## TASK PROMPT
The entries that follow need to be reproduced exactly, minus any images.

(GIVEN INFORMATION Opens)

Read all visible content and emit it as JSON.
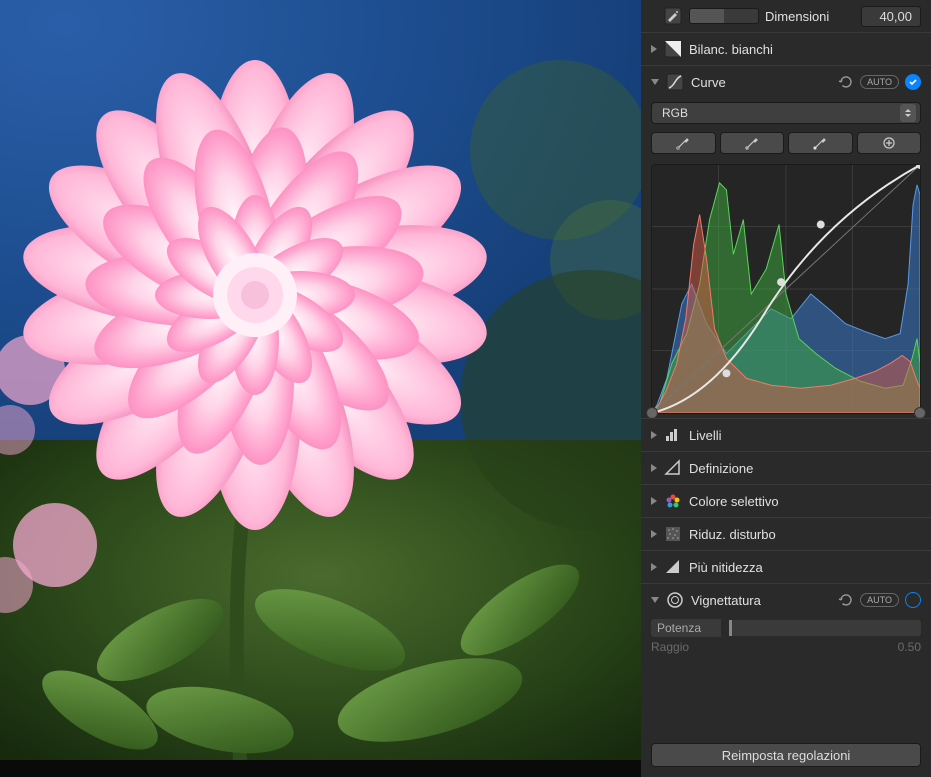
{
  "dimensioni": {
    "label": "Dimensioni",
    "value": "40,00"
  },
  "bilanc": {
    "label": "Bilanc. bianchi"
  },
  "curve": {
    "label": "Curve",
    "auto": "AUTO",
    "channel": "RGB"
  },
  "livelli": {
    "label": "Livelli"
  },
  "definizione": {
    "label": "Definizione"
  },
  "colore_selettivo": {
    "label": "Colore selettivo"
  },
  "riduz_disturbo": {
    "label": "Riduz. disturbo"
  },
  "piu_nitidezza": {
    "label": "Più nitidezza"
  },
  "vignettatura": {
    "label": "Vignettatura",
    "auto": "AUTO",
    "potenza": "Potenza",
    "raggio": "Raggio",
    "raggio_val": "0.50"
  },
  "reset": "Reimposta regolazioni"
}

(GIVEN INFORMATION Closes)

## RESULT OF THE EXERCISE
Read all visible content and emit it as JSON.
{
  "dimensioni": {
    "label": "Dimensioni",
    "value": "40,00"
  },
  "bilanc": {
    "label": "Bilanc. bianchi"
  },
  "curve": {
    "label": "Curve",
    "auto": "AUTO",
    "channel": "RGB"
  },
  "livelli": {
    "label": "Livelli"
  },
  "definizione": {
    "label": "Definizione"
  },
  "colore_selettivo": {
    "label": "Colore selettivo"
  },
  "riduz_disturbo": {
    "label": "Riduz. disturbo"
  },
  "piu_nitidezza": {
    "label": "Più nitidezza"
  },
  "vignettatura": {
    "label": "Vignettatura",
    "auto": "AUTO",
    "potenza": "Potenza",
    "raggio": "Raggio",
    "raggio_val": "0.50"
  },
  "reset": "Reimposta regolazioni"
}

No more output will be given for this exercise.